Assignment:
Please return each line of the listing below exactly as written.

Exercise materials:
-*-*-

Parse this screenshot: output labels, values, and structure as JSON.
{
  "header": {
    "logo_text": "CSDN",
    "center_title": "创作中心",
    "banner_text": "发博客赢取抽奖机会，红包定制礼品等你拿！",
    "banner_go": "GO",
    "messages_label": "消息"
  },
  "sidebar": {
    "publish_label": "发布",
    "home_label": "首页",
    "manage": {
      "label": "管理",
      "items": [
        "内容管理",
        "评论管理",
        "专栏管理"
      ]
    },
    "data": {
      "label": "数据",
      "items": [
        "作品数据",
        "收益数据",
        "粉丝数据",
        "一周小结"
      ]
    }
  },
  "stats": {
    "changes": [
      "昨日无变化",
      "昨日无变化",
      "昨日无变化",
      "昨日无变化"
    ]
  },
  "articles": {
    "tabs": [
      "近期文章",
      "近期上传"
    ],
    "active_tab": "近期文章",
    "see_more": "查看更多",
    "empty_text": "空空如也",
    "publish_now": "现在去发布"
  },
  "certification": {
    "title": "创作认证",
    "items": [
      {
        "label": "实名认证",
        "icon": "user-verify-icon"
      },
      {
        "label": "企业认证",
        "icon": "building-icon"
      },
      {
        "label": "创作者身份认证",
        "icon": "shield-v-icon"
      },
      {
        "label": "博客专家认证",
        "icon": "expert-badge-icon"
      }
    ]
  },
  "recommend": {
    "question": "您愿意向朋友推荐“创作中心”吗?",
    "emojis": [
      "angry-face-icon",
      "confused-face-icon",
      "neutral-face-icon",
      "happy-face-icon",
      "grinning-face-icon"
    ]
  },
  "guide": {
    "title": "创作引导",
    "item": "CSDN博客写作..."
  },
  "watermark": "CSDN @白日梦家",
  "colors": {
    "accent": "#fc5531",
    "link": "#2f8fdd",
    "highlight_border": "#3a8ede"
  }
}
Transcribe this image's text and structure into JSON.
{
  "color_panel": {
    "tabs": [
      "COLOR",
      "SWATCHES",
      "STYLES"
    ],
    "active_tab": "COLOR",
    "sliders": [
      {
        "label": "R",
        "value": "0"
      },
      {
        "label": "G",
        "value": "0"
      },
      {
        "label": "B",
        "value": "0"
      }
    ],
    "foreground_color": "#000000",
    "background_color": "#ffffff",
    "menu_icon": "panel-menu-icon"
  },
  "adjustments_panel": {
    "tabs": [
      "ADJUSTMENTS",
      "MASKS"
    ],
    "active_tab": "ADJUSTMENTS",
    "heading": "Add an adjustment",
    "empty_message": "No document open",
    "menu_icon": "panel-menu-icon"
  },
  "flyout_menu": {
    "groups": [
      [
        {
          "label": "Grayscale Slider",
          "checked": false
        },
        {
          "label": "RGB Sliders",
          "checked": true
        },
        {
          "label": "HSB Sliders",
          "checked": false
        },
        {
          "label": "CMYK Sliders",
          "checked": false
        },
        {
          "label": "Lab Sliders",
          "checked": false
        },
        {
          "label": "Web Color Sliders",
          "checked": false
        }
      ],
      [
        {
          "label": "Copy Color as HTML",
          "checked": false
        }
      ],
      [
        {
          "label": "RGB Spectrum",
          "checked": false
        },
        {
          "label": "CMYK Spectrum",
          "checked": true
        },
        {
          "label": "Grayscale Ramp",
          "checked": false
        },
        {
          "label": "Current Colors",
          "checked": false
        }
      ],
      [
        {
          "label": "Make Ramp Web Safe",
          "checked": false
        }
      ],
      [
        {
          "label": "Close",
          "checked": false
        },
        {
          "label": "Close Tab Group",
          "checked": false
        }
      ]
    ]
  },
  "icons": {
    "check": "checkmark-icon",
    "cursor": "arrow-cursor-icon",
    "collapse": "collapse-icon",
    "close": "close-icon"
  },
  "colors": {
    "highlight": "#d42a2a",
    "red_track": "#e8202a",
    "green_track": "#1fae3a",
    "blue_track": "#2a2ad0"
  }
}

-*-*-

Response to this task:
Parse this screenshot: output labels, values, and structure as JSON.
{
  "header": {
    "logo_text": "CSDN",
    "center_title": "创作中心",
    "banner_text": "发博客赢取抽奖机会，红包定制礼品等你拿！",
    "banner_go": "GO",
    "messages_label": "消息"
  },
  "sidebar": {
    "publish_label": "发布",
    "home_label": "首页",
    "manage": {
      "label": "管理",
      "items": [
        "内容管理",
        "评论管理",
        "专栏管理"
      ]
    },
    "data": {
      "label": "数据",
      "items": [
        "作品数据",
        "收益数据",
        "粉丝数据",
        "一周小结"
      ]
    }
  },
  "stats": {
    "changes": [
      "昨日无变化",
      "昨日无变化",
      "昨日无变化",
      "昨日无变化"
    ]
  },
  "articles": {
    "tabs": [
      "近期文章",
      "近期上传"
    ],
    "active_tab": "近期文章",
    "see_more": "查看更多",
    "empty_text": "空空如也",
    "publish_now": "现在去发布"
  },
  "certification": {
    "title": "创作认证",
    "items": [
      {
        "label": "实名认证",
        "icon": "user-verify-icon"
      },
      {
        "label": "企业认证",
        "icon": "building-icon"
      },
      {
        "label": "创作者身份认证",
        "icon": "shield-v-icon"
      },
      {
        "label": "博客专家认证",
        "icon": "expert-badge-icon"
      }
    ]
  },
  "recommend": {
    "question": "您愿意向朋友推荐“创作中心”吗?",
    "emojis": [
      "angry-face-icon",
      "confused-face-icon",
      "neutral-face-icon",
      "happy-face-icon",
      "grinning-face-icon"
    ]
  },
  "guide": {
    "title": "创作引导",
    "item": "CSDN博客写作..."
  },
  "watermark": "CSDN @白日梦家",
  "colors": {
    "accent": "#fc5531",
    "link": "#2f8fdd",
    "highlight_border": "#3a8ede"
  }
}
Transcribe this image's text and structure into JSON.
{
  "color_panel": {
    "tabs": [
      "COLOR",
      "SWATCHES",
      "STYLES"
    ],
    "active_tab": "COLOR",
    "sliders": [
      {
        "label": "R",
        "value": "0"
      },
      {
        "label": "G",
        "value": "0"
      },
      {
        "label": "B",
        "value": "0"
      }
    ],
    "foreground_color": "#000000",
    "background_color": "#ffffff",
    "menu_icon": "panel-menu-icon"
  },
  "adjustments_panel": {
    "tabs": [
      "ADJUSTMENTS",
      "MASKS"
    ],
    "active_tab": "ADJUSTMENTS",
    "heading": "Add an adjustment",
    "empty_message": "No document open",
    "menu_icon": "panel-menu-icon"
  },
  "flyout_menu": {
    "groups": [
      [
        {
          "label": "Grayscale Slider",
          "checked": false
        },
        {
          "label": "RGB Sliders",
          "checked": true
        },
        {
          "label": "HSB Sliders",
          "checked": false
        },
        {
          "label": "CMYK Sliders",
          "checked": false
        },
        {
          "label": "Lab Sliders",
          "checked": false
        },
        {
          "label": "Web Color Sliders",
          "checked": false
        }
      ],
      [
        {
          "label": "Copy Color as HTML",
          "checked": false
        }
      ],
      [
        {
          "label": "RGB Spectrum",
          "checked": false
        },
        {
          "label": "CMYK Spectrum",
          "checked": true
        },
        {
          "label": "Grayscale Ramp",
          "checked": false
        },
        {
          "label": "Current Colors",
          "checked": false
        }
      ],
      [
        {
          "label": "Make Ramp Web Safe",
          "checked": false
        }
      ],
      [
        {
          "label": "Close",
          "checked": false
        },
        {
          "label": "Close Tab Group",
          "checked": false
        }
      ]
    ]
  },
  "icons": {
    "check": "checkmark-icon",
    "cursor": "arrow-cursor-icon",
    "collapse": "collapse-icon",
    "close": "close-icon"
  },
  "colors": {
    "highlight": "#d42a2a",
    "red_track": "#e8202a",
    "green_track": "#1fae3a",
    "blue_track": "#2a2ad0"
  }
}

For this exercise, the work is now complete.